President Barack Obama's support for same-sex marriage hasn't made it any easier for gay spouses to claim their partners' retirement benefits or to continue running a jointly owned business in the event of a partner's death.
Careful estate and financial planning, however, can help the nation's 900,000 gay couples plan for retirement, protect their assets and otherwise care for one another financially.
But they'll need professionals who are familiar with the national mosaic of state and federal laws.
The federal Defense of Marriage Act, passed in 1996, specifically states that marriage must be between one man and one woman. As a result, same-sex couples can't take advantage of the income tax benefits of a joint federal income tax filing or other important federal benefits.
These include passing Social Security benefits on to a surviving spouse, avoiding estate taxes when inheriting a spouse's assets, giving gifts tax-free to spouses, receiving federal disaster aid benefits and others.
And though 44 states don't recognize same-sex marriages, some do extend some legal recognition to gay couples in the form of taxation of domestic-partner benefits and state Family and Medical Leave Act benefits.
And even in the District of Columbia and the six states that recognize same-sex marriage — Connecticut, Iowa, Massachusetts, New Hampshire, New York and Vermont — couples have to file different income tax documents with their state and federal returns.
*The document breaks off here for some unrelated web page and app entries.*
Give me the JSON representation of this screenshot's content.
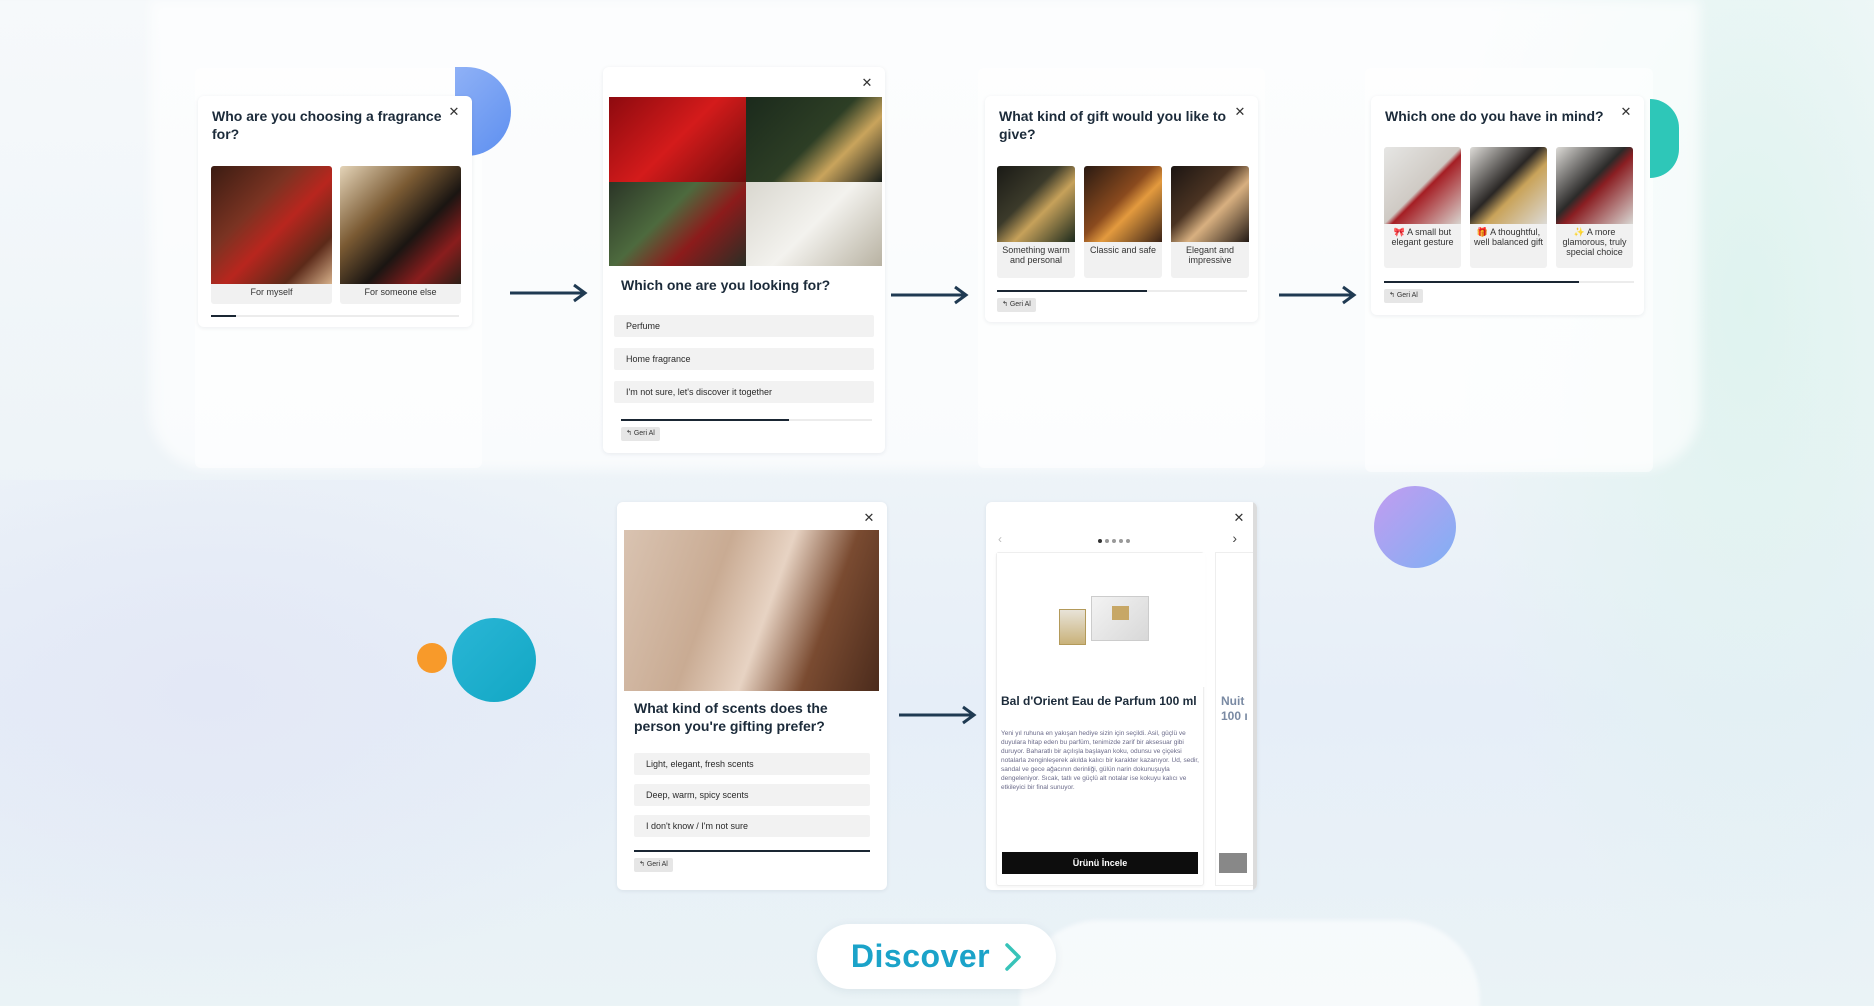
{
  "cards": {
    "c1": {
      "title": "Who are you choosing a fragrance for?",
      "options": [
        "For myself",
        "For someone else"
      ],
      "progress": 0.1
    },
    "c2": {
      "title": "Which one are you looking for?",
      "options": [
        "Perfume",
        "Home fragrance",
        "I'm not sure, let's discover it together"
      ],
      "progress": 0.67,
      "back": "Geri Al"
    },
    "c3": {
      "title": "What kind of gift would you like to give?",
      "options": [
        "Something warm and personal",
        "Classic and safe",
        "Elegant and impressive"
      ],
      "progress": 0.6,
      "back": "Geri Al"
    },
    "c4": {
      "title": "Which one do you have in mind?",
      "options": [
        "🎀 A small but elegant gesture",
        "🎁 A thoughtful, well balanced gift",
        "✨ A more glamorous, truly special choice"
      ],
      "progress": 0.78,
      "back": "Geri Al"
    },
    "c5": {
      "title": "What kind of scents does the person you're gifting prefer?",
      "options": [
        "Light, elegant, fresh scents",
        "Deep, warm, spicy scents",
        "I don't know / I'm not sure"
      ],
      "progress": 1.0,
      "back": "Geri Al"
    },
    "c6": {
      "product_title": "Bal d'Orient Eau de Parfum 100 ml",
      "product_desc": "Yeni yıl ruhuna en yakışan hediye sizin için seçildi. Asil, güçlü ve duyulara hitap eden bu parfüm, tenimizde zarif bir aksesuar gibi duruyor. Baharatlı bir açılışla başlayan koku, odunsu ve çiçeksi notalarla zenginleşerek akılda kalıcı bir karakter kazanıyor. Ud, sedir, sandal ve gece ağacının derinliği, gülün narin dokunuşuyla dengeleniyor. Sıcak, tatlı ve güçlü alt notalar ise kokuyu kalıcı ve etkileyici bir final sunuyor.",
      "cta": "Ürünü İncele",
      "peek_title": "Nuit 100 ı",
      "dots_count": 5,
      "active_dot": 0
    }
  },
  "cta": {
    "label": "Discover"
  },
  "colors": {
    "accent": "#1ba3c9",
    "dark": "#1c2b3a",
    "arrow": "#1f3a52"
  }
}
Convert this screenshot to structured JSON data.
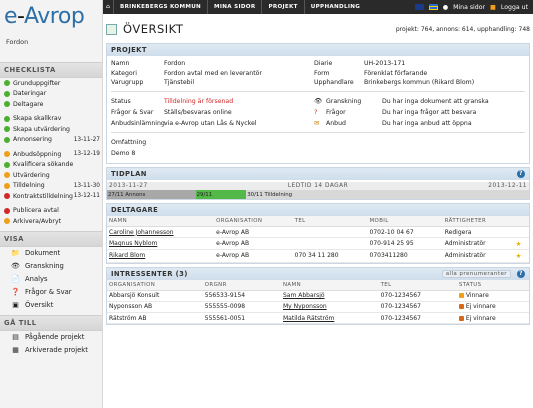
{
  "logo": "e-Avrop",
  "org": "Fordon",
  "nav": {
    "crumbs": [
      "BRINKEBERGS KOMMUN",
      "MINA SIDOR",
      "PROJEKT",
      "UPPHANDLING"
    ],
    "mina_sidor": "Mina sidor",
    "logga_ut": "Logga ut"
  },
  "checklista": {
    "heading": "CHECKLISTA",
    "items": [
      {
        "label": "Grunduppgifter",
        "date": "",
        "status": "g"
      },
      {
        "label": "Dateringar",
        "date": "",
        "status": "g"
      },
      {
        "label": "Deltagare",
        "date": "",
        "status": "g"
      },
      {
        "label": "Skapa skallkrav",
        "date": "",
        "status": "g"
      },
      {
        "label": "Skapa utvärdering",
        "date": "",
        "status": "g"
      },
      {
        "label": "Annonsering",
        "date": "13-11-27",
        "status": "g"
      },
      {
        "label": "Anbudsöppning",
        "date": "13-12-19",
        "status": "o"
      },
      {
        "label": "Kvalificera sökande",
        "date": "",
        "status": "g"
      },
      {
        "label": "Utvärdering",
        "date": "",
        "status": "o"
      },
      {
        "label": "Tilldelning",
        "date": "13-11-30",
        "status": "o"
      },
      {
        "label": "Kontraktstilldelning",
        "date": "13-12-11",
        "status": "r"
      },
      {
        "label": "Publicera avtal",
        "date": "",
        "status": "r"
      },
      {
        "label": "Arkivera/Avbryt",
        "date": "",
        "status": "o"
      }
    ]
  },
  "visa": {
    "heading": "VISA",
    "items": [
      {
        "label": "Dokument",
        "icon": "folder-icon"
      },
      {
        "label": "Granskning",
        "icon": "eye-icon"
      },
      {
        "label": "Analys",
        "icon": "chart-icon"
      },
      {
        "label": "Frågor & Svar",
        "icon": "question-icon"
      },
      {
        "label": "Översikt",
        "icon": "overview-icon"
      }
    ]
  },
  "ga_till": {
    "heading": "GÅ TILL",
    "items": [
      {
        "label": "Pågående projekt",
        "icon": "list-icon"
      },
      {
        "label": "Arkiverade projekt",
        "icon": "archive-icon"
      }
    ]
  },
  "page": {
    "title": "ÖVERSIKT",
    "stats": "projekt: 764, annons: 614, upphandling: 748"
  },
  "projekt": {
    "heading": "PROJEKT",
    "namn_label": "Namn",
    "namn": "Fordon",
    "diarie_label": "Diarie",
    "diarie": "UH-2013-171",
    "kategori_label": "Kategori",
    "kategori": "Fordon avtal med en leverantör",
    "form_label": "Form",
    "form": "Förenklat förfarande",
    "varugrupp_label": "Varugrupp",
    "varugrupp": "Tjänstebil",
    "upphandlare_label": "Upphandlare",
    "upphandlare": "Brinkebergs kommun (Rikard Blom)",
    "status_label": "Status",
    "status": "Tilldelning är försenad",
    "fs_label": "Frågor & Svar",
    "fs": "Ställs/besvaras online",
    "anbud_label": "Anbudsinlämning",
    "anbud": "via e-Avrop utan Lås & Nyckel",
    "granskning_label": "Granskning",
    "granskning": "Du har inga dokument att granska",
    "fragor_label": "Frågor",
    "fragor": "Du har inga frågor att besvara",
    "anbud2_label": "Anbud",
    "anbud2": "Du har inga anbud att öppna",
    "omfattning_label": "Omfattning",
    "omfattning": "Demo 8"
  },
  "tidplan": {
    "heading": "TIDPLAN",
    "start": "2013-11-27",
    "mid": "LEDTID 14 DAGAR",
    "end": "2013-12-11",
    "segments": [
      {
        "label": "27/11 Annons",
        "color": "#a8a8a8",
        "width_pct": 21
      },
      {
        "label": "29/11",
        "color": "#52b848",
        "width_pct": 12
      },
      {
        "label": "30/11 Tilldelning",
        "color": "#d8d8d8",
        "width_pct": 67
      }
    ]
  },
  "deltagare": {
    "heading": "DELTAGARE",
    "cols": [
      "NAMN",
      "ORGANISATION",
      "TEL",
      "MOBIL",
      "RÄTTIGHETER"
    ],
    "rows": [
      {
        "namn": "Caroline Johannesson",
        "org": "e-Avrop AB",
        "tel": "",
        "mobil": "0702-10 04 67",
        "rt": "Redigera",
        "star": false
      },
      {
        "namn": "Magnus Nyblom",
        "org": "e-Avrop AB",
        "tel": "",
        "mobil": "070-914 25 95",
        "rt": "Administratör",
        "star": true
      },
      {
        "namn": "Rikard Blom",
        "org": "e-Avrop AB",
        "tel": "070 34 11 280",
        "mobil": "0703411280",
        "rt": "Administratör",
        "star": true
      }
    ]
  },
  "intressenter": {
    "heading": "INTRESSENTER (3)",
    "alla": "alla prenumeranter",
    "cols": [
      "ORGANISATION",
      "ORGNR",
      "NAMN",
      "TEL",
      "STATUS"
    ],
    "rows": [
      {
        "org": "Abbarsjö Konsult",
        "orgnr": "556533-9154",
        "namn": "Sam Abbarsjö",
        "tel": "070-1234567",
        "status": "Vinnare",
        "color": "#f0a018"
      },
      {
        "org": "Nyponsson AB",
        "orgnr": "555555-0098",
        "namn": "My Nyponsson",
        "tel": "070-1234567",
        "status": "Ej vinnare",
        "color": "#d86818"
      },
      {
        "org": "Rätström AB",
        "orgnr": "555561-0051",
        "namn": "Matilda Rätström",
        "tel": "070-1234567",
        "status": "Ej vinnare",
        "color": "#d86818"
      }
    ]
  }
}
“It's way more complicated now,” said Joshua Rubenstein, national head of the trusts and estate practice for Katten Muchin Rosenman LLP. “You have to think about a lot of things because of the disconnect in the two systems.”
That disconnect is not completely insurmountable, Mr. Rubenstein said.
“These things can be gotten around with careful planning,” he said. “But it takes special structuring by people who have thought it all through.”
Sherri Hankal of Houston said it was difficult to find a knowledgeable financial adviser with specific suggestions about how she and her partner, Shirley Knight, could protect their financial future.
“It was hard to find a financial planner who knows her way around the limitations that the law and financial institutions have for gay couples,” Ms. Hankal said.
Previous advisers had given them simplistic answers when they asked for advice. “Open an E-Trade account together,” was one adviser's suggestion on how to be financially responsible and accountable for each other.
Estate taxes can be a potential minefield because same-sex couples don't have the same exemptions as heterosexual couples, said Rian Moulton, legal director of Human Rights Campaign.
Same-sex couples who own a business together, therefore, must be especially prepared to ensure that the business won't be financially destroyed if one of the partners dies and his or her estate must pay taxes on the value of half of the business, Mr. Moulton said.
“The default rules are all against you,” Mr. Rubenstein said.
The financial and estate plans of same-sex couples should consider whether their state provides surviving-partner rights to the estate, and they should include strategies to lower tax liabilities on larger estates. Even in states such as Illinois, which grants partners in a civil union many of the rights traditionally reserved for spouses, couples still need certain protections, such as durable powers of attorney and advance health care directives, said independent estate attorney Manish Bhatia.
Just because hospitals in Illinois will now recognize a same-sex partner's rights to make decisions for an incapacitated partner, “what if there is an accident while they are on vacation in another state that doesn't recognize unions?” he asked.
“Since there are ambiguities between states, and federal law doesn't recognize the unions, the best solution for inheritance issues, health care decisions, guardianship and other concerns is to have a proper estate plan in place,” Mr. Bhatia said.
Retirement planning is especially complicated for same-sex couples, said financial planner Cathy Pareto, whose eponymous firm in Miami oversees $60 million in assets. Ms. Pareto began working with Ms. Hankal and Ms. Knight about five years ago.
With any type of defined-benefit plan or pension, a surviving partner in a same-sex union is not going to receive the benefits he or she would if considered a spouse, she said. Similarly, he or she won't be allowed to receive the partner's Social Security benefits.
In recent years, however, the laws have changed to allow a surviving partner to receive assets from a 401(k) and convert them into an inherited IRA, instead of having to cash out the plan and incur taxes. However, a federally recognized marriage is still required to allow the survivor to convert the assets into his or her own IRA and defer distributions until age 701/2, Ms. Pareto said.
Advisers with same-sex-couple clients also should help them think about issues such as health care coverage, which varies among companies. Many insurers allow domestic partners to qualify for benefits, but those are taxed, unlike the tax-free benefits provided to a spouse.